This year “Autism Awareness” is being replaced with “Autism Acceptance”.
Acceptance, primarily because we all need to be more accepting of individuals who are different from us.
“Why Acceptance”? You may ask?
“I thought it was “Autism Awareness Month”?
Yes, it used to be Autism Awareness and it still is (somewhat).
You see, Autism is so prevalent that the rate of diagnosis has increased from 1 in 125 children in 2010 to 1 in 54 children in 2020! So, chances are that you probably know someone who has autism.
Well, if you don’t know any individual with Autism, let me fix that. Allow me to introduce you to my 10-year-old son and my heart, Tishe who is on the Autism spectrum. So, there you have it, you now know someone living with Autism.
Again, Awareness, we’ve got that part down.
“So, Acceptance! Huh”? Why Acceptance?
The shift from “Awareness” to “Acceptance” is necessary in the light of the challenges that autistic people continue to face on a daily basis.
With all the talk of diversity, inclusion and equity, people on the spectrum continue to strive for acceptance and inclusion.
Acceptance of their diversity, acceptance of their differences, acceptance of their unique abilities.
Dedicating the month of April to “Autism Acceptance” ignites conversations around empowering autistic individuals and their families. Conversations that hopefully would spark systemic changes in favor of people with Autism. Empowerment through access to education, employment, housing, affordable health care and long-term services.
As a parent of a child on the spectrum, I encounter well-meaning people who struggle to accept the quirks that come with Autism. Well-meaning individuals like family, friends and educators.
Let me give you a few subtle and potentially harmful examples:
Sending a child with autism to a quiet corner because the child is making sounds and distracting other students is not acceptance of the child’s needs. Those “distracting sounds” could be that the child is overstimulated and needs to self- regulate.
Stating that a child’s “melt-down” is bad behavior is not acceptance of the child’s needs. You see, the child might simply be trying to communicate and you are simply not tuned in to their needs.
When you see a child having a “melt-down” in the grocery store, and the parent is seemingly ignoring the child’s behavior, do not judge the parent.

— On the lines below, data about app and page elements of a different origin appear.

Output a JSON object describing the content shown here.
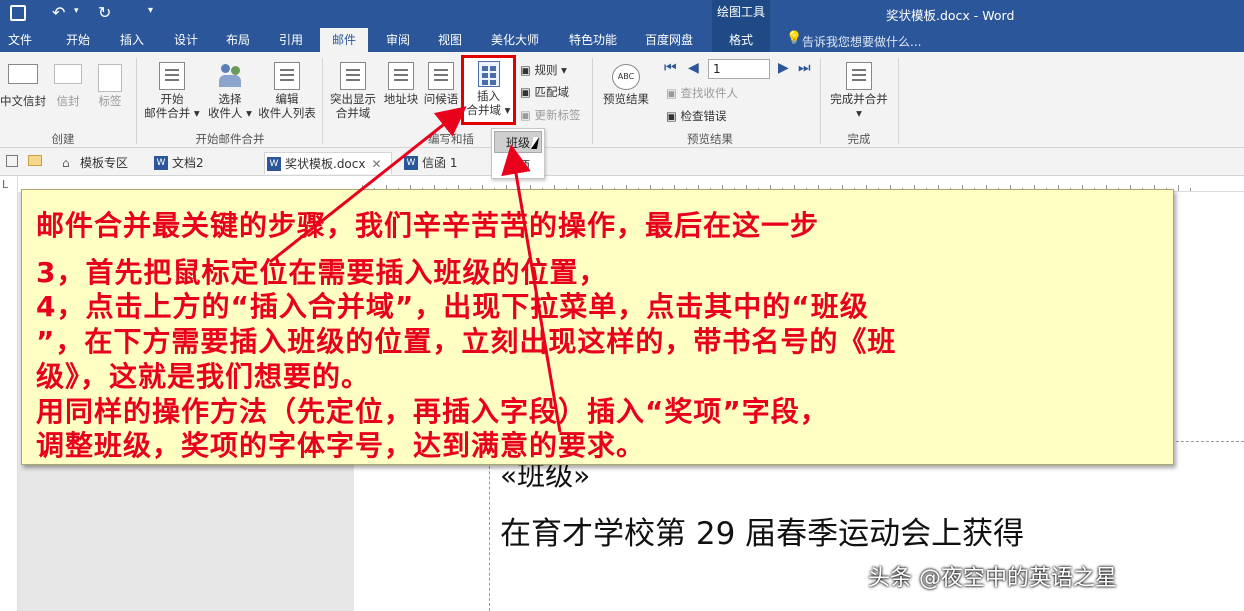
{
  "title_bar": {
    "tool_group": "绘图工具",
    "doc_title": "奖状模板.docx - Word"
  },
  "tabs": [
    "文件",
    "开始",
    "插入",
    "设计",
    "布局",
    "引用",
    "邮件",
    "审阅",
    "视图",
    "美化大师",
    "特色功能",
    "百度网盘",
    "格式"
  ],
  "tell_me": "告诉我您想要做什么...",
  "ribbon": {
    "create": {
      "label": "创建",
      "zh_envelope": "中文信封",
      "envelope": "信封",
      "labels": "标签"
    },
    "start": {
      "label": "开始邮件合并",
      "start_merge": "开始\n邮件合并",
      "select_recipients": "选择\n收件人",
      "edit_list": "编辑\n收件人列表"
    },
    "write": {
      "label": "编写和插",
      "highlight": "突出显示\n合并域",
      "address": "地址块",
      "greeting": "问候语",
      "insert_field": "插入\n合并域",
      "rules": "规则",
      "match": "匹配域",
      "update": "更新标签"
    },
    "preview": {
      "label": "预览结果",
      "preview_btn": "预览结果",
      "record": "1",
      "find": "查找收件人",
      "check": "检查错误"
    },
    "finish": {
      "label": "完成",
      "finish_merge": "完成并合并"
    }
  },
  "dropdown": [
    "班级",
    "奖项"
  ],
  "doc_tabs": [
    "模板专区",
    "文档2",
    "奖状模板.docx",
    "信函 1"
  ],
  "doc": {
    "field": "«班级»",
    "line": "在育才学校第 29 届春季运动会上获得"
  },
  "note_lines": [
    "邮件合并最关键的步骤，我们辛辛苦苦的操作，最后在这一步",
    "3，首先把鼠标定位在需要插入班级的位置，",
    "4，点击上方的“插入合并域”，出现下拉菜单，点击其中的“班级",
    "”，在下方需要插入班级的位置，立刻出现这样的，带书名号的《班",
    "级》，这就是我们想要的。",
    "用同样的操作方法（先定位，再插入字段）插入“奖项”字段，",
    "调整班级，奖项的字体字号，达到满意的要求。"
  ],
  "watermark": "头条 @夜空中的英语之星",
  "colors": {
    "word_blue": "#2b579a",
    "annotation_red": "#e8001c",
    "note_bg": "#ffffc4"
  }
}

The parent is most likely engaging in applied behavior management techniques and is attempting to remain neutral to the child’s behavior (aka Applied Behavior Analysis -ABA). This is a proven technique by the way.
Instead, smile at the parent and offer an encouraging word.
And for educators/ day-caregivers, you can help manage classroom behavior by asking the parent what strategies work at home and try to implement those at school. (Children on the spectrum thrive on consistency).
Finally, for general information on what Autism means and how one can show acceptance, educate yourself on Autism Acceptance and Awareness by reading more on www.autism-society.org and www.autisticadvocacy.org